Pull each line containing "name" out of the listing below.

◆ Provided records:
═══

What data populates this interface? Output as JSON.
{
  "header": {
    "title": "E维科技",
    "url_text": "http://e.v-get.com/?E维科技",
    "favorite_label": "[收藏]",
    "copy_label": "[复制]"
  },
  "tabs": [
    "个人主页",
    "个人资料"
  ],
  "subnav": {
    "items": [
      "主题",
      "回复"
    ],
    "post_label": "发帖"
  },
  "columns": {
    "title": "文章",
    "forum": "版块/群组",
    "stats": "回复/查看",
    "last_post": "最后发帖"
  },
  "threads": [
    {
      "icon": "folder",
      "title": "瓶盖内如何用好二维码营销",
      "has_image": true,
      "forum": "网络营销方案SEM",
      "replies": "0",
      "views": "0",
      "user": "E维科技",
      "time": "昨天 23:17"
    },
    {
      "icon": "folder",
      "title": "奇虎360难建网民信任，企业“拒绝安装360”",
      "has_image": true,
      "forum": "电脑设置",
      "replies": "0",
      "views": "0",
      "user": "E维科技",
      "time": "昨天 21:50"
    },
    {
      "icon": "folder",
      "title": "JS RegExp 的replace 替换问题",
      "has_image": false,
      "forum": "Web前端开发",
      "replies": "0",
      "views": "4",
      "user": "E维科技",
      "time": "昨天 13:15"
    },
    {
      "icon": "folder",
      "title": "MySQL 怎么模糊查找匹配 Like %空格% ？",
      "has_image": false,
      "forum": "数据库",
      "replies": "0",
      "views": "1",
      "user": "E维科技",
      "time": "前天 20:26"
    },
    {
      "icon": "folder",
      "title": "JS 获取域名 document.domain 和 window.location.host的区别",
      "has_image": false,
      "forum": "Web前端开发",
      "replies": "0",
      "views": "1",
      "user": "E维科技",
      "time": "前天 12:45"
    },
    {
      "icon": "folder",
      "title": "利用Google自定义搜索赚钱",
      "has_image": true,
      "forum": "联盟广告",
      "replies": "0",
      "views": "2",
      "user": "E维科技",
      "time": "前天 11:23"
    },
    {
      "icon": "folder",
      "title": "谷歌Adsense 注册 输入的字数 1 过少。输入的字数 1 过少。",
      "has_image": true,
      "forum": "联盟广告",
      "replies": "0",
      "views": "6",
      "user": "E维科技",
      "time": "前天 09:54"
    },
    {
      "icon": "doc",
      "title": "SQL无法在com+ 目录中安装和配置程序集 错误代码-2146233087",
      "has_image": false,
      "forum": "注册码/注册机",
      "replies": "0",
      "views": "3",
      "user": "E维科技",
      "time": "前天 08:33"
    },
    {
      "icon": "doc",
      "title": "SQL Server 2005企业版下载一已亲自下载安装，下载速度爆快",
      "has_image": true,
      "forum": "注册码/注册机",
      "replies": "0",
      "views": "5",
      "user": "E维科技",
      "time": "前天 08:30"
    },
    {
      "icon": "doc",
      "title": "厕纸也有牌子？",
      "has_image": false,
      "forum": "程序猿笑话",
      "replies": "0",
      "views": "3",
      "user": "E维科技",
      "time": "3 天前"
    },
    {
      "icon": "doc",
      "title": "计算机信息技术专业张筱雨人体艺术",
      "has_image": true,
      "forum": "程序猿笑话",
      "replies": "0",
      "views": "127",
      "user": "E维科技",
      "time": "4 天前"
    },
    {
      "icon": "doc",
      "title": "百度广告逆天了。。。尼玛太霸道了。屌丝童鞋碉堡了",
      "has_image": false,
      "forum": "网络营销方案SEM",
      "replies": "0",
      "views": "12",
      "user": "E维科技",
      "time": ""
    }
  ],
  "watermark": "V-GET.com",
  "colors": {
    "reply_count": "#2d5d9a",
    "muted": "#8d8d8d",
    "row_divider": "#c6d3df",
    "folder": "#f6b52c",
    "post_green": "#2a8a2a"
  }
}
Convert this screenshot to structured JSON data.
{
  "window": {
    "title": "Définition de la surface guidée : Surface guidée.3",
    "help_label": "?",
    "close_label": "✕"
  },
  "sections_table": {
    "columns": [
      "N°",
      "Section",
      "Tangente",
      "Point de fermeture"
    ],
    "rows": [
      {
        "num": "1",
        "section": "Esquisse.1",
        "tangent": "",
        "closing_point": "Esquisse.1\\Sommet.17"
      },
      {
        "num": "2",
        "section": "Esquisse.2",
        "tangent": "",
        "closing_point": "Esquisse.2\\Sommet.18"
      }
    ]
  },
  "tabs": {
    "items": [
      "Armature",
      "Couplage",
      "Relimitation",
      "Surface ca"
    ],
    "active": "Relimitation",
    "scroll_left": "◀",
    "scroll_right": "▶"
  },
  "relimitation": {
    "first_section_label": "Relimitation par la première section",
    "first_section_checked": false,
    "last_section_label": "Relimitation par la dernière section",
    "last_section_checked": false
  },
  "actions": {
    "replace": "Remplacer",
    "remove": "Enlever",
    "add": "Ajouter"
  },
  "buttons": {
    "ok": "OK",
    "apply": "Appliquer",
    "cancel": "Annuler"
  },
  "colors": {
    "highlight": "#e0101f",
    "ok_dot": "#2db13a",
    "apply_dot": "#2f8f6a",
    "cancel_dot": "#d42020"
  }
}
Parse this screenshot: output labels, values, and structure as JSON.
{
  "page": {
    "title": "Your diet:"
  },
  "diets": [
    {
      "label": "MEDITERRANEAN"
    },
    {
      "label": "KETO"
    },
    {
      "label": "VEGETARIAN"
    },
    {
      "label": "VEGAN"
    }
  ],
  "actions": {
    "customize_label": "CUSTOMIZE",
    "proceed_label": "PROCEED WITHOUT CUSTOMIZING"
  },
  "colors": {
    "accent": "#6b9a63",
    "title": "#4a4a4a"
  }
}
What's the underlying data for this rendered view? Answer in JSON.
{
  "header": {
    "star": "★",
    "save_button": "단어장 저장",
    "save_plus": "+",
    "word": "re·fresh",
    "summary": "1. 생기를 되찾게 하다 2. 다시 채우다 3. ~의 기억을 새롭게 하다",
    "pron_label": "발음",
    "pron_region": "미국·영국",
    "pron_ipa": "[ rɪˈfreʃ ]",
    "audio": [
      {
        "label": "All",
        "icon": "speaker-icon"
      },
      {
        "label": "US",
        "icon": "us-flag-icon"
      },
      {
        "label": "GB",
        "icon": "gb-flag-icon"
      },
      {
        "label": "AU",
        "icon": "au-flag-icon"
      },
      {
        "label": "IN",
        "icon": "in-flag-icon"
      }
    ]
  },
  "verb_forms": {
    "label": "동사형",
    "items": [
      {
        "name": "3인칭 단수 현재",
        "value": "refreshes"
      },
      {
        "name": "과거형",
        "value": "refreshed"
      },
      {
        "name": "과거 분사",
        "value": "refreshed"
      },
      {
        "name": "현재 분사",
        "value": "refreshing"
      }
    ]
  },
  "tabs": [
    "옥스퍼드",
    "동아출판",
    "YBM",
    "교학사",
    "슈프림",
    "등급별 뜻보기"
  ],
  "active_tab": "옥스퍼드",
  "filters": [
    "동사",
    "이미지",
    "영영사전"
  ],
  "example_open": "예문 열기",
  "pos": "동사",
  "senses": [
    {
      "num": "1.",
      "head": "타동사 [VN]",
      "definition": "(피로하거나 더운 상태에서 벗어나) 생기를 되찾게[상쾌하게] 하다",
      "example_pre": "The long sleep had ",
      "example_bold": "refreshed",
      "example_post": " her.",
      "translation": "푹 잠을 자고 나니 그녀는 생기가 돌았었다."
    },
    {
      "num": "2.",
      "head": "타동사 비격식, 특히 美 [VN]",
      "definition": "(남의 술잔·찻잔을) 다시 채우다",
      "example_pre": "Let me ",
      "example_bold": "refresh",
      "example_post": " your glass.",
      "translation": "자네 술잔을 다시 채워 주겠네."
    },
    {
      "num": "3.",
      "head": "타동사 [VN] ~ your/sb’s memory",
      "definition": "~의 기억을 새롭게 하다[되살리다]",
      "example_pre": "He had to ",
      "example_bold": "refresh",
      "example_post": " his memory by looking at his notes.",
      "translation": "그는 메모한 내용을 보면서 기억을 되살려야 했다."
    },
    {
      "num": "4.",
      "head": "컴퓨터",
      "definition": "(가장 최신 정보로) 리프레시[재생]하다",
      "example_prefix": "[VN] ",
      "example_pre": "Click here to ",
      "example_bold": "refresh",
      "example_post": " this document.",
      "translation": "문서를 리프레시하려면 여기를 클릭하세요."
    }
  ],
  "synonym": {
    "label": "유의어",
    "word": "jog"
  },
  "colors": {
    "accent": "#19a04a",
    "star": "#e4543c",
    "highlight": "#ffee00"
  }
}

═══

◆ Answer area:
        "name": "3인칭 단수 현재",
        "name": "과거형",
        "name": "과거 분사",
        "name": "현재 분사",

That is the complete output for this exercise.